Cranberry sauce has a special status in my holiday menu. All the other items on the Thanksgiving table, be it turkey/Tofurkey, gravy, stuffing, sweet potatoes, mushrooms, green beans, cornbread, greens or macaroni and cheese...are nothing without cranberry sauce. Nothing. To me it is the one dish that unites all others. There are no other tart and bitter flavors (except maybe greens) in the traditional Thanksgiving feast and so it provides the crucial balance to all the savory, sweet, and salty that is going on.
I am no purist when it comes to cranberry sauce. I can enjoy orange, cinnamon, nutmeg, mace, clove, allspice, pepper, chilies, onions, apples, raisins, figs, nuts, and the kitchen sink in there, but...my instinct is to keep it simple. With just five ingredients, this cranberry sauce could not be more straight forward. The intrigue comes from the one ingredient that adds a distinctly outdoorsy, seasonal, new yet compatible flavor to your holiday meals: Juniper Berries.
Let's talk about those Juniper Berries for a minute. There are many species of Juniper, but only one, common juniper, is used for culinary purposes. Gin would be the comestible in which most people have experienced the flavor of juniper berries. It has a wonderful piney flavor that is full of potential for the curious cook. I made a Meyer lemon, juniper and sage wine cocktail a few years ago and have wanted to do more with juniper ever since. Recipes for game with juniper sauce are common and often include cherries so I was inspired. I felt the mix of cherries and cranberries could help add sweetness without quite as much sugar as sometimes gets tossed in to a cranberry sauce. White wine also adds another subtle layer and a little more sugar depending on the sweetness of the wine you use.
This recipe is really flexible as well. Fresh or frozen fruit will work. Dried cherries, maybe 1/2 C instead of a full C of fresh/frozen, would work nicely if they are soaked overnight in the wine plus extra water to cover. Then use all of the soaking liquid in the cooking and just cook it down a little longer to get your desired consistency.
In order for the juniper berries to release more of their flavor, they need to be crushed. Just pound them until they are split open and somewhat broken. Give them a smell in the process. Wonderful!
In this recipe I leave the juniper berries right in with the cranberries and cherries. This way there is an unmistakable bite of juniper here and there. It's rustic if you want to call it that, but that is the way I like it. Another alternative for folks not wanting to bite into the berries is as follows: Increase the juniper to about 40 berries, crush them, and combine them with the wine in the pan. Bring it up to a simmer, turn off the heat and cover to steep the berries in the hot wine for about 10 minutes. Strain the berries out of the wine and add it back to the pan with the cranberry, cherry, and sugar and cook as directed.

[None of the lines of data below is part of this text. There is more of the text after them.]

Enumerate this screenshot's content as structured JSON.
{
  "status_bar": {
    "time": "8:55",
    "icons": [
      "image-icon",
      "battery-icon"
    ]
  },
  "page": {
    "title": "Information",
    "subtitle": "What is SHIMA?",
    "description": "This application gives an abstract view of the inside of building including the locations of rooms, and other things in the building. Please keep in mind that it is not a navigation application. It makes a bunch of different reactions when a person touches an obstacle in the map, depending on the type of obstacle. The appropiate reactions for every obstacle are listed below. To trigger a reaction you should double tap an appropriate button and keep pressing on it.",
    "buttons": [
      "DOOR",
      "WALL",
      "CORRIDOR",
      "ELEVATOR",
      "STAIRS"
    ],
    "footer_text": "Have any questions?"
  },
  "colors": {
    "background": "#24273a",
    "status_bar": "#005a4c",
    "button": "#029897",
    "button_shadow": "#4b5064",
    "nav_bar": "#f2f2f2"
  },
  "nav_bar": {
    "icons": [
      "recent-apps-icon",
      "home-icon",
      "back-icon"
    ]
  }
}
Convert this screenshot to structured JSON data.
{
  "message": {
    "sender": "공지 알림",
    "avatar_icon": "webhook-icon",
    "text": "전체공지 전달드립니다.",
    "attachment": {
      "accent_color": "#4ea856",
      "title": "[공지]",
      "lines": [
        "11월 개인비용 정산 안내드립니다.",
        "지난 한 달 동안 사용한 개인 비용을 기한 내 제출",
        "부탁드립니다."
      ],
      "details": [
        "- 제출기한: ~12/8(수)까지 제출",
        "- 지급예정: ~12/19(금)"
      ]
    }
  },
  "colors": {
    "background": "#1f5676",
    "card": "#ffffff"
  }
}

If at any point during the cooking you feel the need for a little extra liquid, just add a tablespoon of wine or water at a time. Fresh or frozen fruit will release a little water of it's own when heated, so there should be enough liquid with 1/4 C wine, covering the pan to simmer, and cooking over a low heat.
Simple method: Combine, bring to a boil, simmer covered over low heat! This recipe also scales very easily so make as much as you need. Just add a little simmering time if necessary for the cranberries to pop, completely soften, and fall apart. Cranberry sauce is of course perfect for your Thanksgiving or holiday proteins (and everything else on the table) as well as sandwiches, cheese boards and fish. Enjoy!
Cranberry Cherry Sauce with Juniper Berries
- 30 dried juniper berries
- 1 C fresh or frozen cranberries
- 1 C fresh or frozen cherries
- 2 Tbsp sugar
- 1/4 C white wine
*NOTE: The measures for cranberry and cherries can be approximate. Let the berries and cherries heap over the top of the measure a little as they are bulky and hard to measure.
Crush the juniper berries with a mortar and pestle or with the back of a spoon until flattened and broken open. Combine the juniper, cranberries, cherries, sugar and wine in a small sauce pan, stir to combine, and bring everything to a boil. Reduce the heat, cover the pot, and simmer over low heat 8 to 10 minutes or until all the cranberries are popped and have fallen apart. As it is simmering stir a couple of times to check if the cranberries are done.
If you like a looser sauce remove it from the heat at this time. If you like a thicker sauce, cook it down with the lid off one or two more minutes until it reaches the desired consistency.
Yield: 1 C depending on your desired thickness
The sauce will keep for several weeks in the refrigerator and also freezes well.